There's a popular expression on the golf course: "Drive for show, putt for dough." Meaning, the game of golf is won or lost not by how far you can crush it, but by how well you putt. (No wonder I'm so bad at golf.) Your prospecting efforts follow the same mantra. Read on.
Out of the top 100 prospects in your pipeline, how many will you close on the spot on the first call?
The answers vary depending on the industry, and some of you might say "a ton." However, most of you probably would answer "very few, if any."
Knowing how to generate interest on the initial call is absolutely important. However, elite sales professionals know their income is tied directly to how good their follow-up game is. Follow-up to sales professionals is like putting in golf. That's where your money is.
If you want your follow-up calls to succeed, you must avoid these five fatal follow-up mistakes.
1. Losing control: Even if your prospect tells you, "I'll call you back," or, "I'll get that to you shortly," don't hang up without putting yourself back in a proactive position of controlling the next step. Be sure to respond with, "Thank you, Tom. If I don't hear from you by then, I'll call you on Friday, OK?" The sales rule I try and live by is, "never believe what I hear, only what I see." You determine the next follow-up, not the prospect.
2. Not letting your prospect know that you will follow up with him: If people are surprised when you follow up with them, then you are not being as effective as you could be. When you let people know you are not letting them off the hook, then following up shouldn't come as a surprise. A rule to sell by is at the end of every call let your prospect know you are not going anywhere, and set the expectation as specifically as possible as to when they will hear from you again.
Many buyers claim salespeople don't follow through on their promises, so one way you can quickly and clearly distinguish yourself without selling them is with accurate and timely follow-up. Tell them you will follow up, and then do it. Every time you follow through on what you say you'll do, you show them that you are trustworthy.
3. Not getting permission: According to sales studies on persistence, many salespeople give up too soon. There are several reasons for this, but one I've seen is that some salespeople don't want to be that "annoying salesperson."
You can maneuver around that ugly, self-imposed obstacle by communicating your humanness to buyers. Here's what works for me because it's true and open:
"Debbie, I hope you don't mind my persistence. It's just that I am so confident in how this will help you. You don't mind me continuing to follow up with you, do you?"
Nine times out of 10 people will acknowledge healthy and effective persistence as a positive and will leave the door open to follow up with them.
4. Not knowing what you specifically want out of the follow-up call: You know you need to work with the customer to meet their needs and not bulldoze through your agenda. However, you must have a specific intention of what you want to accomplish on a call. Remember, when your prospect picks up the phone, they have a thousand other things besides you that they are working on or thinking about. Your job is to get and keep their attention. Your time to accomplish that is limited, so be selective and effective with your words, be concise, and deliver the goods while moving the ball as far forward as possible.

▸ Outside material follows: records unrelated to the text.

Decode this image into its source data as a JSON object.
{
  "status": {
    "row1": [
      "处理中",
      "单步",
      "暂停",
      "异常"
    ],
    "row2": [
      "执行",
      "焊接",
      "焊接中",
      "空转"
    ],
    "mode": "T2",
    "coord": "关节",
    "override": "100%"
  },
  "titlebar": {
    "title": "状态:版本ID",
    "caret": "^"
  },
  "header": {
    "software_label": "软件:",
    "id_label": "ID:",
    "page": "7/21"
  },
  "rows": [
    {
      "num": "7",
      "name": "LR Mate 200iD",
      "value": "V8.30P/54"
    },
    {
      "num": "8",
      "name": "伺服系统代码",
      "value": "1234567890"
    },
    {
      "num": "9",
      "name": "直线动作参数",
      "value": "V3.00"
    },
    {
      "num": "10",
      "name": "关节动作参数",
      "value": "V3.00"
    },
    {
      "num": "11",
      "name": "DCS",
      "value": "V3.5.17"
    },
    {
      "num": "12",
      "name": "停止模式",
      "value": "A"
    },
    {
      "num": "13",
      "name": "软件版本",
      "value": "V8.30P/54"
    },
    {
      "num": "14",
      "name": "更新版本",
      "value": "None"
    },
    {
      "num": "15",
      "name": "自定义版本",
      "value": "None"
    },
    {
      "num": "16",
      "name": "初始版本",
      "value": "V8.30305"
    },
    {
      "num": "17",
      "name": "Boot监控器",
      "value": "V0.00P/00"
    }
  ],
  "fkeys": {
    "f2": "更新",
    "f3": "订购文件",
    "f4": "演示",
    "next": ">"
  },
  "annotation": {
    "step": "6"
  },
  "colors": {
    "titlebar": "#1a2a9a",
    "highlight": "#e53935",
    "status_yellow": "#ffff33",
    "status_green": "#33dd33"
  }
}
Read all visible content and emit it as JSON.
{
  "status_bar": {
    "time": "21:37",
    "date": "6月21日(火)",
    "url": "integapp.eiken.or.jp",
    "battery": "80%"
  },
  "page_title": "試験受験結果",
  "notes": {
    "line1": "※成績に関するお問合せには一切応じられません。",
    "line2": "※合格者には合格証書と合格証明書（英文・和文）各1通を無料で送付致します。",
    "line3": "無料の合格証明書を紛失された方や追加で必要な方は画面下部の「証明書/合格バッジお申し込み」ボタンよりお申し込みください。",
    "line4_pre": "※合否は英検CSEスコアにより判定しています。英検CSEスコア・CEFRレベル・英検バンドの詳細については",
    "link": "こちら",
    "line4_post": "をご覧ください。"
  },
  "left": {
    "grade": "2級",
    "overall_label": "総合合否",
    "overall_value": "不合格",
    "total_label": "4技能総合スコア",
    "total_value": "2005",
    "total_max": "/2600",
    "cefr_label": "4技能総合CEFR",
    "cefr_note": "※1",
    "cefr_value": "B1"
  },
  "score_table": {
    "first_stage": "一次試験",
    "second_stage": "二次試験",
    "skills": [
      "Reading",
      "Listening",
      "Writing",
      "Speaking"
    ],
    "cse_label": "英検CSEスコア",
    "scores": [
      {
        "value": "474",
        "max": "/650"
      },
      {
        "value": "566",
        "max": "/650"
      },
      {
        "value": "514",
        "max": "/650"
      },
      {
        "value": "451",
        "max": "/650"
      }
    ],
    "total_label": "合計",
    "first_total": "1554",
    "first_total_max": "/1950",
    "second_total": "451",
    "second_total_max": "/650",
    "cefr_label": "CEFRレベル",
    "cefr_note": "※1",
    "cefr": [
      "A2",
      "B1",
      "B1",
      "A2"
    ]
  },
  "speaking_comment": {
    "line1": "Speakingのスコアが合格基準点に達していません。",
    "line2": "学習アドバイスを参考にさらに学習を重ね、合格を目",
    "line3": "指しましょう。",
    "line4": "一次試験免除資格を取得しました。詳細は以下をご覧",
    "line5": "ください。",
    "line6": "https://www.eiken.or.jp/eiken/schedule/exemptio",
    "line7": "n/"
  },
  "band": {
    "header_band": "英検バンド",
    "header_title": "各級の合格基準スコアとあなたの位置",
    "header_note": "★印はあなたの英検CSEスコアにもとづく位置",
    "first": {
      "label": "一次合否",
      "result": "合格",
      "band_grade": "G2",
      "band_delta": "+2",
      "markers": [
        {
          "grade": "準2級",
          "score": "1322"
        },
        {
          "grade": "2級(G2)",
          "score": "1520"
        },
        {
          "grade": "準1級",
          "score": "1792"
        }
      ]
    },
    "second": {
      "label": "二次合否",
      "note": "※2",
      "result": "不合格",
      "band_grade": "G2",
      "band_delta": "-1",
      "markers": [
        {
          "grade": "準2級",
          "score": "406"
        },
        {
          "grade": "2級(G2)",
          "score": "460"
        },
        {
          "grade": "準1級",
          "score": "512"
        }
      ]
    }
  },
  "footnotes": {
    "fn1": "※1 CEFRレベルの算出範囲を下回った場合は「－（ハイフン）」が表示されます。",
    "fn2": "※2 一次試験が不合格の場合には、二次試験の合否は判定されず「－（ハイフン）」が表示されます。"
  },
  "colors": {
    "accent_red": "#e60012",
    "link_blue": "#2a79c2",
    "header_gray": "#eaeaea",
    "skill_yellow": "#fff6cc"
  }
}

Your follow-up calls should not be cookie-cutter conversations in which you treat each prospect the same way. You don't want to act like a robot. Nor do you want to wing it. You want to master your craft and know what to say or what question to ask before you pick up the phone. This is about knowing what delivery will give you the best odds of winning.
5. Not re-qualifying at the right times: Your time is money. Every call you make has a price tag on it. Why waste even one more phone call if the prospect isn't interested? If you feel like things are beginning to stall or if your prospect has not moved forward, then it's time to re-qualify them. You could say:
"Susan, I really believe my solution will help you achieve your productivity goal. Are you still interested in pursuing this with me?"
Generally, people want to avoid conflict and don't want to let you down. That means you must give them the opportunity to tell you. If you don't, you run the risk of continuing to chase them down despite the conclusions they have already made but aren't telling you.